There is now an increased recognition by clinicians that dry eye disease (DED) is a common disorder characterised by dryness and damage of the ocular surface. It affects quality of life, including aspects of physical, social and psychological functioning, because it induces ocular discomfort, burning sensation, light sensitivity, visual disturbances or even corneal erosions and infections. DED is also known as keratoconjunctivitis sicca, dry eye syndrome and dysfunctional tear syndrome.
DED prevalence has been reported to range from 5 % to 30 %, this being a likely result from differing study populations and DED definitions. In a large population study, Moss et al. reported the prevalence of dry eye to be 14.4 % in 3,722 subjects aged 48 to 91 years and noted that the prevalence of the condition doubled after the age of 59. As a consequence, DED prevalence is expected to increase in ageing populations, which will eventually make this health problem more prominent.1–4
In order to address the problem, the International Dry Eye Workshop (DEWS) defines dry eye as a multifactorial disease of the tears and ocular surface that results in symptoms of discomfort, visual disturbance and tear film instability with potential damage to the ocular surface. It is accompanied by increased osmolarity of the tear film and inflammation of the ocular surface.3–5

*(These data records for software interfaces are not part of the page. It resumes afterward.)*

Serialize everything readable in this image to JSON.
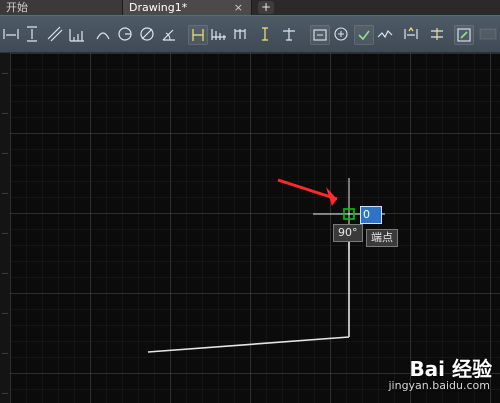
{
  "tabs": {
    "start_label": "开始",
    "drawing_label": "Drawing1*",
    "close_glyph": "×",
    "add_glyph": "+"
  },
  "toolbar": {
    "icons": [
      "horizontal-dimension-icon",
      "vertical-dimension-icon",
      "aligned-dimension-icon",
      "baseline-dimension-icon",
      "arc-dimension-icon",
      "radius-dimension-icon",
      "diameter-dimension-icon",
      "angular-dimension-icon",
      "quick-dimension-icon",
      "continue-dimension-icon",
      "dimension-space-icon",
      "dimension-break-icon",
      "tolerance-icon",
      "center-mark-icon",
      "inspection-icon",
      "jogged-linear-icon",
      "dimension-edit-icon",
      "dimension-text-edit-icon",
      "update-dimension-icon",
      "dimension-style-icon"
    ]
  },
  "canvas": {
    "angle_tooltip": "90°",
    "snap_label": "端点",
    "input_value": "0"
  },
  "watermark": {
    "line1": "Bai 经验",
    "line2": "jingyan.baidu.com"
  },
  "colors": {
    "canvas_bg": "#0b0b0b",
    "grid": "#5a5a5a",
    "line": "#e6e6e6",
    "arrow": "#ff2a2a",
    "snap": "#00c800",
    "input_bg": "#2d73c7"
  }
}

Indeed, DEWS has recognised dry eye as a disturbance of the lacrimal functional unit, an integrated system comprising the lacrimal glands, ocular surface (cornea, conjunctiva and meibomian glands) and lids, and the sensory and motor nerves that innervate them.3,4 Dysfunction of any component of the lacrimal functional unit may lead to ocular surface disease, related to inflammation and increased tear film osmolarity.
This multifactorial aetiopathogenesis explains why the clinical diagnosis of dry eye remains a challenge, not only due to the wide spectrum of alterations of the ocular surface with different aetiology and pathophysiology,5 but also due to the lack of well standardised diagnostic tests,6 and the fact that corneal surface is sensitive to external stimuli and, while the most diagnostic tests are overly invasive, the non-invasive tests are still considered expensive for everyday practice. Therefore, a holistic approach and a careful examination of tear film, cornea, eyelids, anatomically and functionally, as well as a thorough clinical history is needed to diagnose DED.3,5–8
Early diagnosis of DED and identification of the underlying cause is essential not only for the management of the ocular surface disease, but also for the diagnosis and management of the systematic disease,which might be occult, and may serve as a common link between ophthalmologists and physicians.9,10